ACM Classification: F.1.3
AMS Classification: 68Q15

Abstract: [Plain Text Version]


In communication complexity the Arthur-Merlin $(\AM)$ model is the most natural one that allows both randomness and nondeterminism. Presently we do not have any super-logarithmic lower bound for the $\AM$-complexity of an explicit function. Obtaining such a bound is a fundamental challenge to our understanding of communication phenomena.

In this article we explore the gap between the known techniques and the complexity class $\AM$. In the first part we define a new natural class, Small-advantage Layered Arthur-Merlin $(\SLAM)$, that has the following properties:

• $\SLAM$ is (strictly) included in $\AM$ and includes all previously known subclasses of $\AM$ with non-trivial lower bounds: $$\NP, \MA, \SBP, \UAM \subseteq \SLAM \subset \AM$$ Note that $\NP\subset\MA\subset\SBP$, while $\SBP$ and $\UAM$ are known to be incomparable.
• $\SLAM$ is qualitatively stronger than the union of those classes: $$f\in\SLAM\setminus(\SBP\cup\UAM)$$ holds for an (explicit) partial function $f$.
• $\SLAM$ is subject to the discrepancy bound: for any $f$ $$\SLAM(f) \in \Omega\left(\sqrt{\log{\frac1{disc(f)}}}\right)\,.$$ In particular, the inner product function does not have an efficient $\SLAM$-protocol.
Structurally this can be summarized as $$\SBP\cup\UAM \subset \SLAM \subseteq \AM\cap\PP\,.$$

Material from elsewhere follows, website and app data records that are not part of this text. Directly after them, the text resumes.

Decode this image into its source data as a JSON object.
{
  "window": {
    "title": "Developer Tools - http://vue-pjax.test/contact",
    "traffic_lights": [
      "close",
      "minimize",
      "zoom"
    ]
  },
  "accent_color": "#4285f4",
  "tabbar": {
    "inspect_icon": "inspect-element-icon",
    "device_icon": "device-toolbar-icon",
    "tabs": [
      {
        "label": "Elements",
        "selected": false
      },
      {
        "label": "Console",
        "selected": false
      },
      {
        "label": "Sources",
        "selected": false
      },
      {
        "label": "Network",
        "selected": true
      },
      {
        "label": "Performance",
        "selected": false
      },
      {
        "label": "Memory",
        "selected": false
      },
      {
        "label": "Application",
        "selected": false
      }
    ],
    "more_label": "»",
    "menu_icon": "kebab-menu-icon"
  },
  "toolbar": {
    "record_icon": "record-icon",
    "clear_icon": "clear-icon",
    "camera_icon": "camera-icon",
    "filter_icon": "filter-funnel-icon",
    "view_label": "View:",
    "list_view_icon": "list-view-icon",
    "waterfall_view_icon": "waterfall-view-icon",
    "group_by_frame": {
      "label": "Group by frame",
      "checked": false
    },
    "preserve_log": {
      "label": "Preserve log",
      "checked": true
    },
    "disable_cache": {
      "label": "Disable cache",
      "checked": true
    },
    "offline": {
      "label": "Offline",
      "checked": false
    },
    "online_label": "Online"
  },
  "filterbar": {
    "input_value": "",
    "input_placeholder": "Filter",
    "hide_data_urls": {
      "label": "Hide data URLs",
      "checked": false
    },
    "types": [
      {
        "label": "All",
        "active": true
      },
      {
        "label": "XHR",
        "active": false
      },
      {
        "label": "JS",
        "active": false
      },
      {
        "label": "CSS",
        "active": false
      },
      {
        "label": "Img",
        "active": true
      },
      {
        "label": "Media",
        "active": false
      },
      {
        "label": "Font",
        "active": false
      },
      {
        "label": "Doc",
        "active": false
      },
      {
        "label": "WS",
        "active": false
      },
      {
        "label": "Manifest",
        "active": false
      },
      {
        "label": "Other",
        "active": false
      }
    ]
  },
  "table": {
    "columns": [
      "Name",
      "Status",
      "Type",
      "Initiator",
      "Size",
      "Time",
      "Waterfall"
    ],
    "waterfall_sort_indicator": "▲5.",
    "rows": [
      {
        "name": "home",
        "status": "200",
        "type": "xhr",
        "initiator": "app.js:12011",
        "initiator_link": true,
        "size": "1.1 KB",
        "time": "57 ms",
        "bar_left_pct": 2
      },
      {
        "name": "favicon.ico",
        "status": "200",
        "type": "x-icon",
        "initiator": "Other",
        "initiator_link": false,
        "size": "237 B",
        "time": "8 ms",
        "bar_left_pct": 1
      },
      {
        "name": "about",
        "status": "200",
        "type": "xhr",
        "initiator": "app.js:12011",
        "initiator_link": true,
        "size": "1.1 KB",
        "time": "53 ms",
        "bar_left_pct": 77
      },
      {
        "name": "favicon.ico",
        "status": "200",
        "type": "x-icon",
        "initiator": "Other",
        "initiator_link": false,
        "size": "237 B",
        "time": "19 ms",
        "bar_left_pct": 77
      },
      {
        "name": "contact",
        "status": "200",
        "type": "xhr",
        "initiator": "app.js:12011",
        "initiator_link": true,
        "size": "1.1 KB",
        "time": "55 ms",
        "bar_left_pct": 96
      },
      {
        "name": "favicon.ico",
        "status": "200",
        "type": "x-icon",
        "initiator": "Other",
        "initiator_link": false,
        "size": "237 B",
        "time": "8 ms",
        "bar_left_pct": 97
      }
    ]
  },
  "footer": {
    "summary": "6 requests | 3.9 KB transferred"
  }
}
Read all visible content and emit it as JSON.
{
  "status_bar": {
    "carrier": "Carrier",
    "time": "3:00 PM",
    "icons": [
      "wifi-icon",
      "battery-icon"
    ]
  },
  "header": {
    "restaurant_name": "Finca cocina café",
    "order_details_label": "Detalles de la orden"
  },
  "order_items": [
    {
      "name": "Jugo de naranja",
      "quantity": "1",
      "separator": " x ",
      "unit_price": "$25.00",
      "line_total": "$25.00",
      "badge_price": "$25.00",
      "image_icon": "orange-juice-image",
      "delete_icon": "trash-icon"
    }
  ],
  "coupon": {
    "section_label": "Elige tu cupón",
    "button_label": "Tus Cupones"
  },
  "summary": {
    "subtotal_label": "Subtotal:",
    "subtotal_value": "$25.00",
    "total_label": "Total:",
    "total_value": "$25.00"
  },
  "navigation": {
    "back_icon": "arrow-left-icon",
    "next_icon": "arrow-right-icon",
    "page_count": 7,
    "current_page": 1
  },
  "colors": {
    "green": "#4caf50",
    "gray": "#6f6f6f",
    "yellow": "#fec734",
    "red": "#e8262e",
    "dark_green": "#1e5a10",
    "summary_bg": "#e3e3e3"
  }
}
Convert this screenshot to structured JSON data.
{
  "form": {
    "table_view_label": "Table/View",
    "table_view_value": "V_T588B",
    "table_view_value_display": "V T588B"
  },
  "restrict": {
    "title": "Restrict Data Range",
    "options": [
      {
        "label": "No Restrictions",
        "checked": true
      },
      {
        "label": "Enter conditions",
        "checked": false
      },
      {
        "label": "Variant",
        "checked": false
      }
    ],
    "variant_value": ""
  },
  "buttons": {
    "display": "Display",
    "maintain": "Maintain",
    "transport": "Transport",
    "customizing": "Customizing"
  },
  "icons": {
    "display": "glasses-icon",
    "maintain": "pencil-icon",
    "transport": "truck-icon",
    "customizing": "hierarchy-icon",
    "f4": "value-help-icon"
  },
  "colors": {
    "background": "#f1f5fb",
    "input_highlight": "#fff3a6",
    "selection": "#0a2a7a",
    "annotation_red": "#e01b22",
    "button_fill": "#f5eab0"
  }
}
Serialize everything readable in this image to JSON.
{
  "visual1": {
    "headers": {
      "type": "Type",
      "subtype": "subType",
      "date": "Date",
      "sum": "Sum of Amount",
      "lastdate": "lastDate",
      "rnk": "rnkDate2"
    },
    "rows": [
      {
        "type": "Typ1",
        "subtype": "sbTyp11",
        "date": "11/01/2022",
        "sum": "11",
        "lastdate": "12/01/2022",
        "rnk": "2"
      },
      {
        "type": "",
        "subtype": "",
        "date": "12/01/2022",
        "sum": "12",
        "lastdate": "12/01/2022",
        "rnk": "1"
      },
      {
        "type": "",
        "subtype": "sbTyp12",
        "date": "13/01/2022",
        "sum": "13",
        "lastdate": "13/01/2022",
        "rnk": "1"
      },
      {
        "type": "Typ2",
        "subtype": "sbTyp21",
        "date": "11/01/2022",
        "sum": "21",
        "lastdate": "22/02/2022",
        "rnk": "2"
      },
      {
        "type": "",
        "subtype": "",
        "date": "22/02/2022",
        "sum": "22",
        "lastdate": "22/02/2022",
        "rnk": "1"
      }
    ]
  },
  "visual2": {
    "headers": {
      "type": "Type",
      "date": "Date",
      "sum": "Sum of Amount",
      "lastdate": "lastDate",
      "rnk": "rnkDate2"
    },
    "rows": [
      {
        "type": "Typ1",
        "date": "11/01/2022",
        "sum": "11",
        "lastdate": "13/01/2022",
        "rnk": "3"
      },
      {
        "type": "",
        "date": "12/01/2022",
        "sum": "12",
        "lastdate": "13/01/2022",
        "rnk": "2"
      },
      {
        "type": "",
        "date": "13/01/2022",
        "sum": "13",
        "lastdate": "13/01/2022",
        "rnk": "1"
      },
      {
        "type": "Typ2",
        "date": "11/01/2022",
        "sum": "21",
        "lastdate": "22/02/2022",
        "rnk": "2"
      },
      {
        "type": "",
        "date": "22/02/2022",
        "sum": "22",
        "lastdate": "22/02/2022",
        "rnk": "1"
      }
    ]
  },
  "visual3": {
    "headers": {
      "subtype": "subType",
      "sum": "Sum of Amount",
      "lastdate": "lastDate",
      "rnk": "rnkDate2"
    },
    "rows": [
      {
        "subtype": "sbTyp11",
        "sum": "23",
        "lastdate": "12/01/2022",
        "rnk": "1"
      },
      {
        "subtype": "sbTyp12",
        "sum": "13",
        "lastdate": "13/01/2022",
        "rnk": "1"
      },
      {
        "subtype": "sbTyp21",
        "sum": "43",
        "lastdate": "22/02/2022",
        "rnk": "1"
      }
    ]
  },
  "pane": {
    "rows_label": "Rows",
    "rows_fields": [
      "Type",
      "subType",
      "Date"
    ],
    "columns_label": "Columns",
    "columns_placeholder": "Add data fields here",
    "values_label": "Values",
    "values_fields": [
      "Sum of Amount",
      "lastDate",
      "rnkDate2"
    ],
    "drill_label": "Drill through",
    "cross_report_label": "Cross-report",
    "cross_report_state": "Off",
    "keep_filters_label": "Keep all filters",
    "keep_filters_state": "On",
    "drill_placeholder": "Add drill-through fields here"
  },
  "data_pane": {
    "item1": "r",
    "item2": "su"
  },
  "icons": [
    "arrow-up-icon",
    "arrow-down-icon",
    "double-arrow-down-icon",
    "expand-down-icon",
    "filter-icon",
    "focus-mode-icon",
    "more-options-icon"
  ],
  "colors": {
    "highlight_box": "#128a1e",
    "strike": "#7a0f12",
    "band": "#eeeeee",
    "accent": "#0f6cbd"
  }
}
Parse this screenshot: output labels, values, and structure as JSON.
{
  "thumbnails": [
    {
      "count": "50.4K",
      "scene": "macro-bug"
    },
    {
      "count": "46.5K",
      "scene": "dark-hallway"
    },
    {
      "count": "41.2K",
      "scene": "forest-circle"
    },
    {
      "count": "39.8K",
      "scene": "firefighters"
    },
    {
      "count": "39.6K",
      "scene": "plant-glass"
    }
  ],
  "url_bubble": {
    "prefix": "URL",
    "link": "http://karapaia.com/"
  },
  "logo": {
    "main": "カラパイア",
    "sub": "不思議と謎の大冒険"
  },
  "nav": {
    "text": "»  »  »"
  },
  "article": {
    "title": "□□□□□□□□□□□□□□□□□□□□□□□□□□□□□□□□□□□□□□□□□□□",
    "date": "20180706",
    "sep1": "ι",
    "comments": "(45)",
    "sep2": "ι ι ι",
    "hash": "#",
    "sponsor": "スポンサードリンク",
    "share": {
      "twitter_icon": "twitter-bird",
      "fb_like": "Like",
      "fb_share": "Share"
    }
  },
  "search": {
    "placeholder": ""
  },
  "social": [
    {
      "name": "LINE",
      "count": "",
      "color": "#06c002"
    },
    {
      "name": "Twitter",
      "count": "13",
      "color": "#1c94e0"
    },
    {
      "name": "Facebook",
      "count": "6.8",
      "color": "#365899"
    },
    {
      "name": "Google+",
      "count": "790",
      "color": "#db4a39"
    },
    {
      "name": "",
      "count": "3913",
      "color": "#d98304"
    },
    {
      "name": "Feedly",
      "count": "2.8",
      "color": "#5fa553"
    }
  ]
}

In the second part we ask why proving a lower bound of $\omega(\sqrt n)$ on the $\MA$-complexity of an explicit function seems to be difficult. We show that such a bound either must explore certain “uniformity” of $\MA$ (which would require a rather unusual argument), or would imply a non-trivial lower bound on the $\AM$-complexity of the same function.

Both of these results are related to the notion of layer complexity, which is, informally, the number of “layers of nondeterminism” used by a protocol.